Poster F130, Tuesday, March 28, 8:00 – 10:00 am, Pacific Concourse
Decoding the Representational Space of Decision Values using EEG
Pablo Morales1, Atsushi Kikumoto1, Ulrich Mayr1; 1University of Oregon

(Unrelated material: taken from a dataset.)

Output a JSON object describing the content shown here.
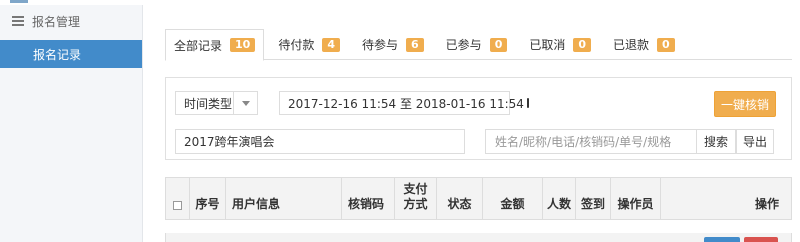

Losses loom larger than gains during decision making––likely leading to decision phenomena such as risk aversion or the status-quo bias. We do not have a full understanding about how gain and loss information is represented and how these representations contribute to decision making. In order to probe the representational space of value information we recorded EEG during a novel gambling task: Trials consisted of streams of eight stimuli, each indicating monetary values along a continuous dimension ranging from $0-$20. Subjects were asked to choose between a random pick from one of these eight stimuli or a sure gain of $10. Behavioral choices indicated typical risk aversion tendencies. Decoding of time-frequency decomposed EEG via a linear classifier revealed that oscillations in the delta range (~1-3Hz) carried information that reliably indexed each stimuli’s gain/loss qualities (relative to the sure gain option). A median split of the sample into individuals with high versus lower risk aversion revealed a sharp, categorical gain-loss representation in risk-averse subjects. Less risk-averse subjects showed a graded pattern indicative of a more continuous gain-loss representation. These results indicate that risky choices are driven in part by the precision with which value information is represented, where course gain/loss distinctions lead to stronger risk aversion. In contrast, there was no evidence for a greater sensitivity to losses on the level of the observed value representations (i.e., a shift of the category boundary), suggesting that the actual risk aversion is created upstream from these representations.
Topic Area: THINKING: Decision making